How your DNA can reconstruct history

DNA contains genetic segments inherited from groups that interbred in the past. Scientists have mapped some of the intermixing.

Story highlights

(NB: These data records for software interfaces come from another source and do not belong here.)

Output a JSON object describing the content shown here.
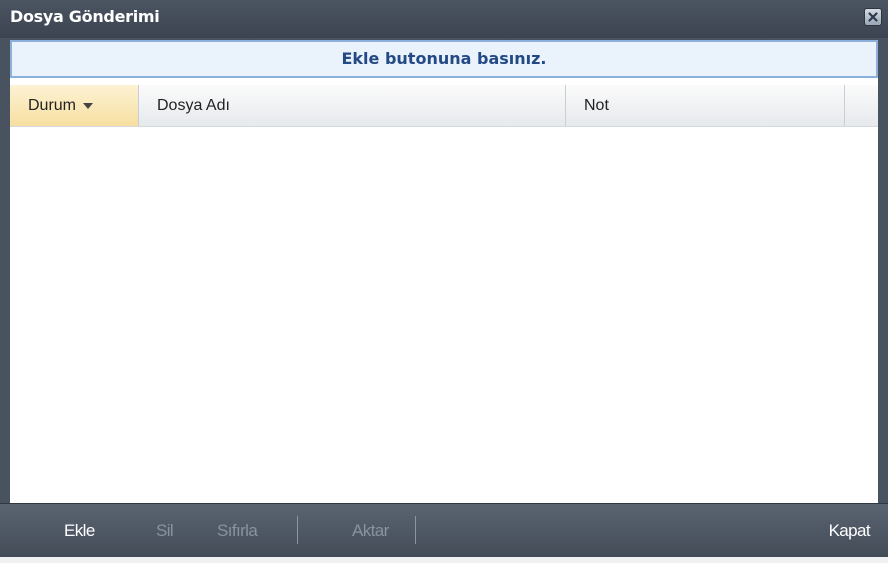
{
  "window": {
    "title": "Dosya Gönderimi",
    "close_icon": "close-icon"
  },
  "banner": {
    "text": "Ekle butonuna basınız."
  },
  "grid": {
    "columns": [
      {
        "label": "Durum",
        "sorted": true
      },
      {
        "label": "Dosya Adı"
      },
      {
        "label": "Not"
      },
      {
        "label": ""
      }
    ],
    "rows": []
  },
  "toolbar": {
    "add_label": "Ekle",
    "delete_label": "Sil",
    "reset_label": "Sıfırla",
    "transfer_label": "Aktar",
    "close_label": "Kapat"
  },
  "colors": {
    "titlebar": "#3b4450",
    "banner_text": "#244a86",
    "sorted_column": "#f6dfa1"
  }
}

  • Genetic admixure: When people from different groups interbreed
  • There have been many instances of this happening
  • Researchers used DNA to track historical mixing
Most people are carrying around historical records in their DNA, with clues to how people from genetically distinct groups intermingled over the last 4,000 years. That's the conclusion of a new study in the journal Science.
Researchers set out to pinpoint which groups intermixed, and when, over thousands of years, using modern DNA. They thought this information could complement other historical records.
"The results suggest DNA is indeed a powerful means of reconstructing history, which then might be used to identify the genetic legacies of historically well-attested events ... and highlight surprising events with a less clear historical context," authors Garrett Hellenthal and Simon Myers wrote in an e-mail.
The scientists have created an interactive map showcasing their findings. You can explore the map in detail on the researchers' website,
The technical term for people from genetically different groups having babies together is "genetic admixture." This has happened throughout history when people migrated into a new geographic region where others were already living.
Researchers say there have been many such admixture events among people from populations that were separated by thousands of miles. Sometimes populations adjacent to each other have distinct ancestry and history.
Did you know that your DNA contains genetic segments you've inherited from groups that intermingled in the past? Researchers can look at these signatures for clues about major historical mixings of populations.
DNA from a person today can also give scientists an idea of how long ago two groups genetically mixed.
The more time that has passed since the admixture event, the shorter the inherited DNA segments from the original groups are likely to be. That's because there would have been more generations in between, and there would have been reshuffling of genetic material in each generation.
There are limitations to the method, however. When genetic mixing involves more than three groups, the researchers can't identify those specific events. The researchers were also limited in how well they could estimate when the same, or very similar, groups interbred on multiple occasions in one descendant group's history.
The researchers looked at a genetic data set of 1,490 people who come from 95 genetically distinct groups worldwide. Their software, Globetrotter, was able to describe